In Aspen she met a guy from Crested Butte who told her about the Mountain Heart School of Massage in town, and a Reiki teacher, Judi Theis. “The guy, thinking he was importing a girlfriend, sent me a bunch of literature and brochures. I saw a picture of a meadow covered in wildflowers and I got a rush from head to toe. I knew that’s where I was supposed to move.” And much to her mother’s chagrin, Patti quit her job, rented out her house, packed up the car and headed to Colorado as the millennium rolled in.
Patti’s massage school experience was transformative. Afterwards she decided to stay and snowboard for the winter. She began to study Reiki with Judi Theis, and says, “I became very aware that things don’t happen the way we envision. Every time I thought I wanted to go back Florida, doors didn’t open, job-wise or anything… nothing moved.”
One evening she was invited up to sing with her friend, the guy who introduced her to Crested Butte, and his duo partner. “I told him I couldn’t sing,” but she found her courage and her voice. Still, she admits, “I truly thought the other musician was merely tolerating me because I was his partner’s friend, and then one night when I was leaving he said, ‘I want you to hear a song I wrote.’
“Well, you could have knocked me over with a feather because it was a love song.” Bill Dowell had written that song just for her, and her friend, Steve Farley, had opened more than one door for her. Bill and Patti have been together 11 years and were married in 2009. The trio still plays gigs together.
She still catches those waves and wind whenever she can via a trip every spring to a beach somewhere, but Patti’s true passion and goal is helping people deal with their pain through Reiki, body work and Ortho-bionomy. “It’s so nice to be middle-aged and so jazzed about what I’m doing. For the first time I have the tools to help people. The Ortho-bionomy has given me this passion that I never had before and a thirst for learning, and there’s so much more to learn.”
As for the beach-girl’s home in a landlocked mountain town, Patti says, “I love the community. It’s authentic. People aren’t trying to be something they’re not here.” She laughs about even entertaining a thought to return to Florida, “I just finally got used to winter. I like the rhythm of winter. My energy wanes as the sun sets and there’s a peacefulness to winter. The year we got married there was a hard freeze the night before our wedding.
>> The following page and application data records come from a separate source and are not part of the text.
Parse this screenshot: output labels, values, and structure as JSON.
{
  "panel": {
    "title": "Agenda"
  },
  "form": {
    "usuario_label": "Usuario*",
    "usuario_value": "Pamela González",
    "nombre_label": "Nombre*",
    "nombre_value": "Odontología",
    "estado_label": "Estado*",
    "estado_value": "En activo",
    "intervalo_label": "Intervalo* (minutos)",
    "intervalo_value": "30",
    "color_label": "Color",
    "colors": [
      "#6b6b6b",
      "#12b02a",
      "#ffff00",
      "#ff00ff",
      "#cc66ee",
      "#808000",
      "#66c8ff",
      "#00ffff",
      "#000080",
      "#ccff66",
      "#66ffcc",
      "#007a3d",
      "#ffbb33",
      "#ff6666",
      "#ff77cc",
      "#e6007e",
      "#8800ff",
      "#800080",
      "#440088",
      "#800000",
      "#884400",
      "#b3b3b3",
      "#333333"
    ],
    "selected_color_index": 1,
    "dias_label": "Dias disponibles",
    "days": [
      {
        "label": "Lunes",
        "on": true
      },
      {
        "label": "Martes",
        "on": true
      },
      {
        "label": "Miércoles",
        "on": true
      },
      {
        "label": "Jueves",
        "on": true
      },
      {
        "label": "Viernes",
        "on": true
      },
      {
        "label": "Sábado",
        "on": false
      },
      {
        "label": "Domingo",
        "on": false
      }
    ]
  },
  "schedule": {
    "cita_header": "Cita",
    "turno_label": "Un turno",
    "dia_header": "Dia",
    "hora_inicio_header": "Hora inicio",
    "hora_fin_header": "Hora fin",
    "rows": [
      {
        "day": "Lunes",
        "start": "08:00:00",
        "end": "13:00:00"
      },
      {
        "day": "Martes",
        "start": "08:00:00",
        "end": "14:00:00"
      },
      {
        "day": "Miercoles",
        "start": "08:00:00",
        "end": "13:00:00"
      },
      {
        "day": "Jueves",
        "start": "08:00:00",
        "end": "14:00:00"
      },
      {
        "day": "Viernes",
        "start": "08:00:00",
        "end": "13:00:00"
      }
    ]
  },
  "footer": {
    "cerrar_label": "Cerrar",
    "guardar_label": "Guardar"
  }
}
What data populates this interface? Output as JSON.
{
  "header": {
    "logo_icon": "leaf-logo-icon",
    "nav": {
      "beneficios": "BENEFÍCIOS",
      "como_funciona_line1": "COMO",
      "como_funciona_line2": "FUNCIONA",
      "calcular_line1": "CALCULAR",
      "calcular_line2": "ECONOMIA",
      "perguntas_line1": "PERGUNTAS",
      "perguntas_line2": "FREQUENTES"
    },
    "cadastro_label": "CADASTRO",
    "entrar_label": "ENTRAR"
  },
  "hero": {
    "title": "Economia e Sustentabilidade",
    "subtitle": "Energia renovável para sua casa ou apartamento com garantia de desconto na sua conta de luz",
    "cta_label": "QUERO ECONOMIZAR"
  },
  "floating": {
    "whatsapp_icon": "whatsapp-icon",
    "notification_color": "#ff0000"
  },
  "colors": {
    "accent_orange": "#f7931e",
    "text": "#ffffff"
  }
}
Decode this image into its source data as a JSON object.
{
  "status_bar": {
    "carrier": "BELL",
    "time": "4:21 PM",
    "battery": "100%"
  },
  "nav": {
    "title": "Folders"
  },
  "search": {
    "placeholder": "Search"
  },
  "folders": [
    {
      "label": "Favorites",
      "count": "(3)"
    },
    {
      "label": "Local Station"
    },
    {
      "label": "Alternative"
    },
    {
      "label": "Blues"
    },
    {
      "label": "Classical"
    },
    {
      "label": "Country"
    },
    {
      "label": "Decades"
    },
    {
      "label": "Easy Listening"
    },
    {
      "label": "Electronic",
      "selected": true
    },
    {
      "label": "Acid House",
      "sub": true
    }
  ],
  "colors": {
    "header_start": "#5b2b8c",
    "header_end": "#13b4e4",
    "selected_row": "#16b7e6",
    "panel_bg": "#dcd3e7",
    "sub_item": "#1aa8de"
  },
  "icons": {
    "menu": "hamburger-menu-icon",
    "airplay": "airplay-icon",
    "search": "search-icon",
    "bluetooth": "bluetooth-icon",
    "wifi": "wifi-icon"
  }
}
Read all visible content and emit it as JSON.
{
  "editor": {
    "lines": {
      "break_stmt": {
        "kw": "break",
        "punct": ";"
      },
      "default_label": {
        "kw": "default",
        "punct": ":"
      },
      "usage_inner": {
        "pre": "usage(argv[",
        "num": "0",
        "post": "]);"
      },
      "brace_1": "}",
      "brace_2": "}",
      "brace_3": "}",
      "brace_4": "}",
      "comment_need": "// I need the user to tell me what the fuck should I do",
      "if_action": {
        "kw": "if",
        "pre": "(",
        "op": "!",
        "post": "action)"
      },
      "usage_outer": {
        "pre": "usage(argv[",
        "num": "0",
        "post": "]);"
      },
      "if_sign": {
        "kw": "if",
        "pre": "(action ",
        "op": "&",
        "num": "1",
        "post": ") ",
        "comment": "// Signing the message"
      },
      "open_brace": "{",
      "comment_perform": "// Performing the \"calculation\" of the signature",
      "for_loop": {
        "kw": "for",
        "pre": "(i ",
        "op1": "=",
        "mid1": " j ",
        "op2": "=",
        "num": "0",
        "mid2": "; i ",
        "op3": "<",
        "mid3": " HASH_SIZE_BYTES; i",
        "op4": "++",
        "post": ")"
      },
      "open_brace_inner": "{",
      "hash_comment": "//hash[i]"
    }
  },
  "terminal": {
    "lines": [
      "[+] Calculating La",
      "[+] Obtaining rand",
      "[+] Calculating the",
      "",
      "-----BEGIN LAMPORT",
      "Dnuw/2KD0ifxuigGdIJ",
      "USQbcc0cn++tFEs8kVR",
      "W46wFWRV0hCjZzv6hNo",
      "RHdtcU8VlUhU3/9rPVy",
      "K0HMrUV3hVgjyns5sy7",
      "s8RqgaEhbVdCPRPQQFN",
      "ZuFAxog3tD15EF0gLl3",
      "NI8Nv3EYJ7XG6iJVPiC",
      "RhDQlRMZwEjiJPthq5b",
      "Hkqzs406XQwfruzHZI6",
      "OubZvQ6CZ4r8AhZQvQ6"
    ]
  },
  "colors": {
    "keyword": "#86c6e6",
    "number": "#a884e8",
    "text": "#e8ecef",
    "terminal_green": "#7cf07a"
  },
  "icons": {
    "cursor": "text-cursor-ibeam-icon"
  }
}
That year we got 400 inches of snow…”
With their wedding anniversary Thursday, August 15, an encore performance of a silvery frost followed by a winter of substantial dumpage would be a great tribute.